◆ WORK ORDER: Repeat the data below exactly. Include each line.

[Opening PROVIDED MATERIAL section]

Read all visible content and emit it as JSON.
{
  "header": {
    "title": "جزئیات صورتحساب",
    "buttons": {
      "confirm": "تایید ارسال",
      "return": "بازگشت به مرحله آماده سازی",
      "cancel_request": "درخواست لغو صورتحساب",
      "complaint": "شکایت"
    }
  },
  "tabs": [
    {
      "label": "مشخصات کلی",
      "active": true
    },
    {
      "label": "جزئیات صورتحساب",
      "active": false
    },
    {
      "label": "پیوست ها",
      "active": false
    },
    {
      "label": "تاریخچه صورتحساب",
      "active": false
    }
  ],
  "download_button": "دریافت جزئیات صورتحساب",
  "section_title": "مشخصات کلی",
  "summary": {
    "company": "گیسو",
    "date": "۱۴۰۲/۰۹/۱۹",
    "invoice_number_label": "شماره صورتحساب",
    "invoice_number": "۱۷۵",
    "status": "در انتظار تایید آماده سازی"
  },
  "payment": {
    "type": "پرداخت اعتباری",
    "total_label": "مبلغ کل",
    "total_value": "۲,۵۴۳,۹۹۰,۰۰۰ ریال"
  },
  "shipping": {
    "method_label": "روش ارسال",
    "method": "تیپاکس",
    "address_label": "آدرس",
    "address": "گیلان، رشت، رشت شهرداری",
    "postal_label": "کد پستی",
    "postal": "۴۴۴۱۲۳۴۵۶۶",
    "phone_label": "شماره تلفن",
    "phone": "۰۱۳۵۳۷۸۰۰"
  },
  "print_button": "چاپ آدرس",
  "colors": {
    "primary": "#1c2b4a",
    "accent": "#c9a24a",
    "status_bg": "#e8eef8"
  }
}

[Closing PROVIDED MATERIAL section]

◆ OUTPUT:
Read all visible content and emit it as JSON.
{
  "header": {
    "title": "جزئیات صورتحساب",
    "buttons": {
      "confirm": "تایید ارسال",
      "return": "بازگشت به مرحله آماده سازی",
      "cancel_request": "درخواست لغو صورتحساب",
      "complaint": "شکایت"
    }
  },
  "tabs": [
    {
      "label": "مشخصات کلی",
      "active": true
    },
    {
      "label": "جزئیات صورتحساب",
      "active": false
    },
    {
      "label": "پیوست ها",
      "active": false
    },
    {
      "label": "تاریخچه صورتحساب",
      "active": false
    }
  ],
  "download_button": "دریافت جزئیات صورتحساب",
  "section_title": "مشخصات کلی",
  "summary": {
    "company": "گیسو",
    "date": "۱۴۰۲/۰۹/۱۹",
    "invoice_number_label": "شماره صورتحساب",
    "invoice_number": "۱۷۵",
    "status": "در انتظار تایید آماده سازی"
  },
  "payment": {
    "type": "پرداخت اعتباری",
    "total_label": "مبلغ کل",
    "total_value": "۲,۵۴۳,۹۹۰,۰۰۰ ریال"
  },
  "shipping": {
    "method_label": "روش ارسال",
    "method": "تیپاکس",
    "address_label": "آدرس",
    "address": "گیلان، رشت، رشت شهرداری",
    "postal_label": "کد پستی",
    "postal": "۴۴۴۱۲۳۴۵۶۶",
    "phone_label": "شماره تلفن",
    "phone": "۰۱۳۵۳۷۸۰۰"
  },
  "print_button": "چاپ آدرس",
  "colors": {
    "primary": "#1c2b4a",
    "accent": "#c9a24a",
    "status_bg": "#e8eef8"
  }
}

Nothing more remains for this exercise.